Work order
Print all the records exactly, please.

(Records excerpted from a collection)
□ □ □ □
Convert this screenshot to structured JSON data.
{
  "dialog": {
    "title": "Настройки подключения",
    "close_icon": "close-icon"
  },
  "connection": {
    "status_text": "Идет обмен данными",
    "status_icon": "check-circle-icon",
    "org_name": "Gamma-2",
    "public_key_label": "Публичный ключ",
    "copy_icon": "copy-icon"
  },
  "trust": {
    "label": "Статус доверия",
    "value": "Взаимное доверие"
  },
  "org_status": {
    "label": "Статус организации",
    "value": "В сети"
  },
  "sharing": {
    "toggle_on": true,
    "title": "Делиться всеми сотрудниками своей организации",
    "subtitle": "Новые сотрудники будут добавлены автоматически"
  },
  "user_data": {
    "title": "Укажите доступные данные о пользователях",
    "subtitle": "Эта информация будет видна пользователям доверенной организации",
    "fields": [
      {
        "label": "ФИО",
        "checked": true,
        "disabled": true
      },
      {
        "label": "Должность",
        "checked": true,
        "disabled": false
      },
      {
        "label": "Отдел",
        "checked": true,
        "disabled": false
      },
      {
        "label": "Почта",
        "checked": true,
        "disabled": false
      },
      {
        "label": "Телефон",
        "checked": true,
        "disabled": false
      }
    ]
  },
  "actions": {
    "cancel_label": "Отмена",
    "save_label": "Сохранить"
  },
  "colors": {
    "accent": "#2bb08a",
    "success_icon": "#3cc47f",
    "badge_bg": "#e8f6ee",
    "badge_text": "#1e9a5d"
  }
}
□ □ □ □
Exercise response
Convert this screenshot to structured JSON data.
{
  "dialog": {
    "title": "Настройки подключения",
    "close_icon": "close-icon"
  },
  "connection": {
    "status_text": "Идет обмен данными",
    "status_icon": "check-circle-icon",
    "org_name": "Gamma-2",
    "public_key_label": "Публичный ключ",
    "copy_icon": "copy-icon"
  },
  "trust": {
    "label": "Статус доверия",
    "value": "Взаимное доверие"
  },
  "org_status": {
    "label": "Статус организации",
    "value": "В сети"
  },
  "sharing": {
    "toggle_on": true,
    "title": "Делиться всеми сотрудниками своей организации",
    "subtitle": "Новые сотрудники будут добавлены автоматически"
  },
  "user_data": {
    "title": "Укажите доступные данные о пользователях",
    "subtitle": "Эта информация будет видна пользователям доверенной организации",
    "fields": [
      {
        "label": "ФИО",
        "checked": true,
        "disabled": true
      },
      {
        "label": "Должность",
        "checked": true,
        "disabled": false
      },
      {
        "label": "Отдел",
        "checked": true,
        "disabled": false
      },
      {
        "label": "Почта",
        "checked": true,
        "disabled": false
      },
      {
        "label": "Телефон",
        "checked": true,
        "disabled": false
      }
    ]
  },
  "actions": {
    "cancel_label": "Отмена",
    "save_label": "Сохранить"
  },
  "colors": {
    "accent": "#2bb08a",
    "success_icon": "#3cc47f",
    "badge_bg": "#e8f6ee",
    "badge_text": "#1e9a5d"
  }
}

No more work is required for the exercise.